##### RECORDS PROVIDED #####

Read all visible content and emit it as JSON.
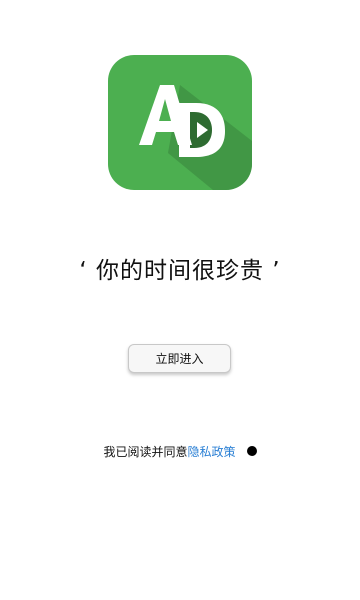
{
  "app": {
    "logo_text": "AD",
    "brand_color": "#4caf50",
    "logo_icon": "ad-logo-play-icon"
  },
  "slogan": "‘ 你的时间很珍贵 ’",
  "enter_button": {
    "label": "立即进入"
  },
  "agreement": {
    "prefix": "我已阅读并同意",
    "link_label": "隐私政策",
    "link_color": "#2a7fd4",
    "checked": true
  }
}
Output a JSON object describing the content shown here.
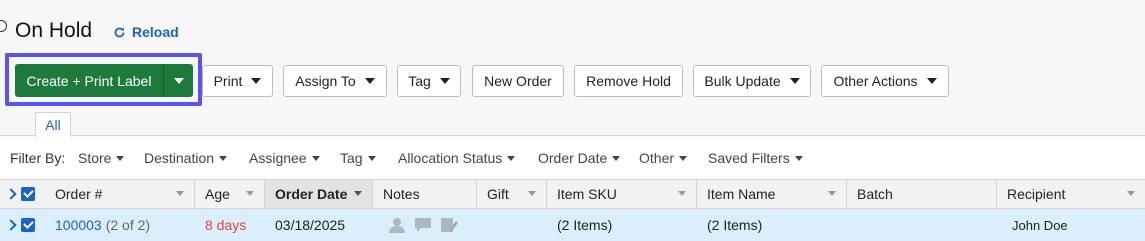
{
  "header": {
    "title": "On Hold",
    "reload_label": "Reload"
  },
  "toolbar": {
    "primary_label": "Create + Print Label",
    "print_label": "Print",
    "assign_label": "Assign To",
    "tag_label": "Tag",
    "new_order_label": "New Order",
    "remove_hold_label": "Remove Hold",
    "bulk_update_label": "Bulk Update",
    "other_actions_label": "Other Actions"
  },
  "tabs": {
    "all_label": "All"
  },
  "filters": {
    "label": "Filter By:",
    "items": [
      "Store",
      "Destination",
      "Assignee",
      "Tag",
      "Allocation Status",
      "Order Date",
      "Other",
      "Saved Filters"
    ]
  },
  "table": {
    "columns": [
      "Order #",
      "Age",
      "Order Date",
      "Notes",
      "Gift",
      "Item SKU",
      "Item Name",
      "Batch",
      "Recipient"
    ],
    "sorted_column": "Order Date",
    "rows": [
      {
        "order_number": "100003",
        "order_count": "(2 of 2)",
        "age": "8 days",
        "order_date": "03/18/2025",
        "gift": "",
        "item_sku": "(2 Items)",
        "item_name": "(2 Items)",
        "batch": "",
        "recipient": "John Doe"
      }
    ]
  },
  "colors": {
    "primary_green": "#1e7a3c",
    "link_blue": "#1a63c8",
    "highlight": "#5b52f0",
    "age_red": "#e0463a",
    "selected_row": "#dbeefb"
  },
  "icons": [
    "reload-icon",
    "chevron-right-icon",
    "checkbox-checked-icon",
    "person-icon",
    "comment-icon",
    "edit-note-icon"
  ]
}
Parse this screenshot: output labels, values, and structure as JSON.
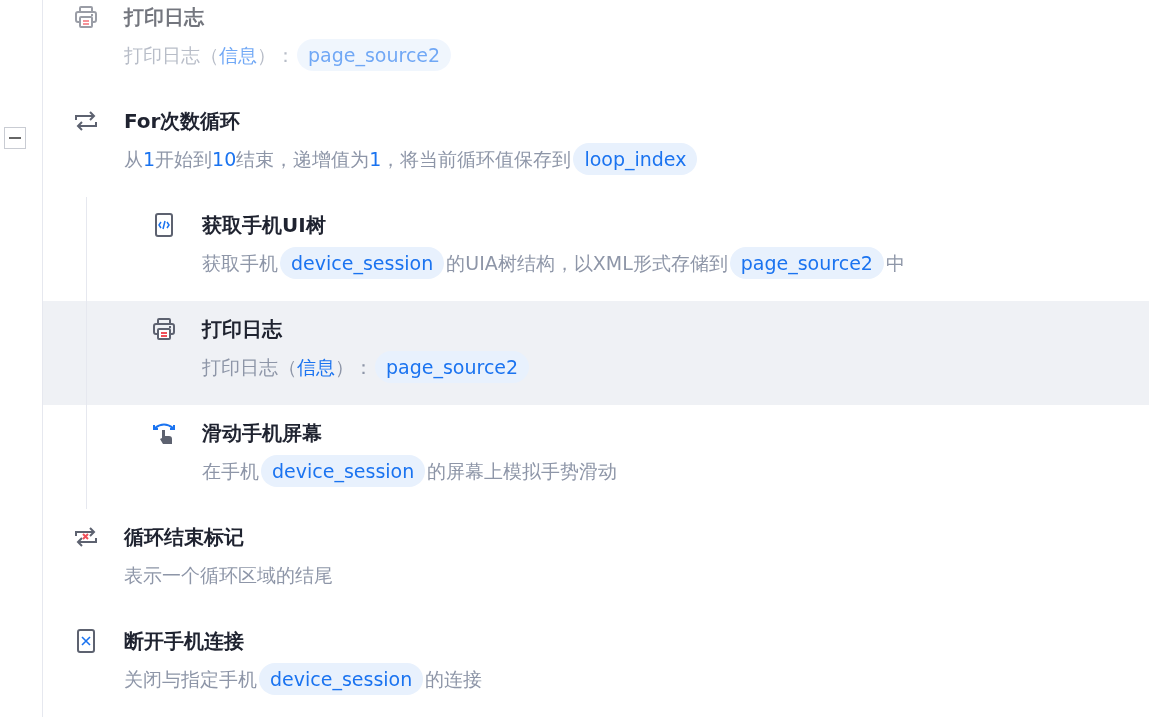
{
  "steps": [
    {
      "kind": "print",
      "title": "打印日志",
      "disabled": true,
      "selected": false,
      "description": [
        {
          "kind": "text",
          "text": "打印日志（"
        },
        {
          "kind": "value",
          "text": "信息"
        },
        {
          "kind": "text",
          "text": "）："
        },
        {
          "kind": "var",
          "text": "page_source2"
        }
      ]
    },
    {
      "kind": "loop",
      "title": "For次数循环",
      "disabled": false,
      "selected": false,
      "expanded": true,
      "description": [
        {
          "kind": "text",
          "text": "从"
        },
        {
          "kind": "value",
          "text": "1"
        },
        {
          "kind": "text",
          "text": "开始到"
        },
        {
          "kind": "value",
          "text": "10"
        },
        {
          "kind": "text",
          "text": "结束，递增值为"
        },
        {
          "kind": "value",
          "text": "1"
        },
        {
          "kind": "text",
          "text": "，将当前循环值保存到"
        },
        {
          "kind": "var",
          "text": "loop_index"
        }
      ],
      "children": [
        {
          "kind": "phone-tree",
          "title": "获取手机UI树",
          "disabled": false,
          "selected": false,
          "description": [
            {
              "kind": "text",
              "text": "获取手机"
            },
            {
              "kind": "var",
              "text": "device_session"
            },
            {
              "kind": "text",
              "text": "的UIA树结构，以XML形式存储到"
            },
            {
              "kind": "var",
              "text": "page_source2"
            },
            {
              "kind": "text",
              "text": "中"
            }
          ]
        },
        {
          "kind": "print",
          "title": "打印日志",
          "disabled": false,
          "selected": true,
          "description": [
            {
              "kind": "text",
              "text": "打印日志（"
            },
            {
              "kind": "value",
              "text": "信息"
            },
            {
              "kind": "text",
              "text": "）："
            },
            {
              "kind": "var",
              "text": "page_source2"
            }
          ]
        },
        {
          "kind": "swipe",
          "title": "滑动手机屏幕",
          "disabled": false,
          "selected": false,
          "description": [
            {
              "kind": "text",
              "text": "在手机"
            },
            {
              "kind": "var",
              "text": "device_session"
            },
            {
              "kind": "text",
              "text": "的屏幕上模拟手势滑动"
            }
          ]
        }
      ]
    },
    {
      "kind": "loop-end",
      "title": "循环结束标记",
      "disabled": false,
      "selected": false,
      "description": [
        {
          "kind": "text",
          "text": "表示一个循环区域的结尾"
        }
      ]
    },
    {
      "kind": "disconnect",
      "title": "断开手机连接",
      "disabled": false,
      "selected": false,
      "description": [
        {
          "kind": "text",
          "text": "关闭与指定手机"
        },
        {
          "kind": "var",
          "text": "device_session"
        },
        {
          "kind": "text",
          "text": "的连接"
        }
      ]
    }
  ]
}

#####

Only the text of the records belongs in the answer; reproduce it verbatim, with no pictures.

## RESPONSE
Read all visible content and emit it as JSON.
{
  "app": {
    "logo_text": "AD",
    "brand_color": "#4caf50",
    "logo_icon": "ad-logo-play-icon"
  },
  "slogan": "‘ 你的时间很珍贵 ’",
  "enter_button": {
    "label": "立即进入"
  },
  "agreement": {
    "prefix": "我已阅读并同意",
    "link_label": "隐私政策",
    "link_color": "#2a7fd4",
    "checked": true
  }
}
Output a JSON object describing the content shown here.
{
  "header": {
    "title": "On Hold",
    "reload_label": "Reload"
  },
  "toolbar": {
    "primary_label": "Create + Print Label",
    "print_label": "Print",
    "assign_label": "Assign To",
    "tag_label": "Tag",
    "new_order_label": "New Order",
    "remove_hold_label": "Remove Hold",
    "bulk_update_label": "Bulk Update",
    "other_actions_label": "Other Actions"
  },
  "tabs": {
    "all_label": "All"
  },
  "filters": {
    "label": "Filter By:",
    "items": [
      "Store",
      "Destination",
      "Assignee",
      "Tag",
      "Allocation Status",
      "Order Date",
      "Other",
      "Saved Filters"
    ]
  },
  "table": {
    "columns": [
      "Order #",
      "Age",
      "Order Date",
      "Notes",
      "Gift",
      "Item SKU",
      "Item Name",
      "Batch",
      "Recipient"
    ],
    "sorted_column": "Order Date",
    "rows": [
      {
        "order_number": "100003",
        "order_count": "(2 of 2)",
        "age": "8 days",
        "order_date": "03/18/2025",
        "gift": "",
        "item_sku": "(2 Items)",
        "item_name": "(2 Items)",
        "batch": "",
        "recipient": "John Doe"
      }
    ]
  },
  "colors": {
    "primary_green": "#1e7a3c",
    "link_blue": "#1a63c8",
    "highlight": "#5b52f0",
    "age_red": "#e0463a",
    "selected_row": "#dbeefb"
  },
  "icons": [
    "reload-icon",
    "chevron-right-icon",
    "checkbox-checked-icon",
    "person-icon",
    "comment-icon",
    "edit-note-icon"
  ]
}
Parse this screenshot: output labels, values, and structure as JSON.
{
  "steps": [
    {
      "kind": "print",
      "title": "打印日志",
      "disabled": true,
      "selected": false,
      "description": [
        {
          "kind": "text",
          "text": "打印日志（"
        },
        {
          "kind": "value",
          "text": "信息"
        },
        {
          "kind": "text",
          "text": "）："
        },
        {
          "kind": "var",
          "text": "page_source2"
        }
      ]
    },
    {
      "kind": "loop",
      "title": "For次数循环",
      "disabled": false,
      "selected": false,
      "expanded": true,
      "description": [
        {
          "kind": "text",
          "text": "从"
        },
        {
          "kind": "value",
          "text": "1"
        },
        {
          "kind": "text",
          "text": "开始到"
        },
        {
          "kind": "value",
          "text": "10"
        },
        {
          "kind": "text",
          "text": "结束，递增值为"
        },
        {
          "kind": "value",
          "text": "1"
        },
        {
          "kind": "text",
          "text": "，将当前循环值保存到"
        },
        {
          "kind": "var",
          "text": "loop_index"
        }
      ],
      "children": [
        {
          "kind": "phone-tree",
          "title": "获取手机UI树",
          "disabled": false,
          "selected": false,
          "description": [
            {
              "kind": "text",
              "text": "获取手机"
            },
            {
              "kind": "var",
              "text": "device_session"
            },
            {
              "kind": "text",
              "text": "的UIA树结构，以XML形式存储到"
            },
            {
              "kind": "var",
              "text": "page_source2"
            },
            {
              "kind": "text",
              "text": "中"
            }
          ]
        },
        {
          "kind": "print",
          "title": "打印日志",
          "disabled": false,
          "selected": true,
          "description": [
            {
              "kind": "text",
              "text": "打印日志（"
            },
            {
              "kind": "value",
              "text": "信息"
            },
            {
              "kind": "text",
              "text": "）："
            },
            {
              "kind": "var",
              "text": "page_source2"
            }
          ]
        },
        {
          "kind": "swipe",
          "title": "滑动手机屏幕",
          "disabled": false,
          "selected": false,
          "description": [
            {
              "kind": "text",
              "text": "在手机"
            },
            {
              "kind": "var",
              "text": "device_session"
            },
            {
              "kind": "text",
              "text": "的屏幕上模拟手势滑动"
            }
          ]
        }
      ]
    },
    {
      "kind": "loop-end",
      "title": "循环结束标记",
      "disabled": false,
      "selected": false,
      "description": [
        {
          "kind": "text",
          "text": "表示一个循环区域的结尾"
        }
      ]
    },
    {
      "kind": "disconnect",
      "title": "断开手机连接",
      "disabled": false,
      "selected": false,
      "description": [
        {
          "kind": "text",
          "text": "关闭与指定手机"
        },
        {
          "kind": "var",
          "text": "device_session"
        },
        {
          "kind": "text",
          "text": "的连接"
        }
      ]
    }
  ]
}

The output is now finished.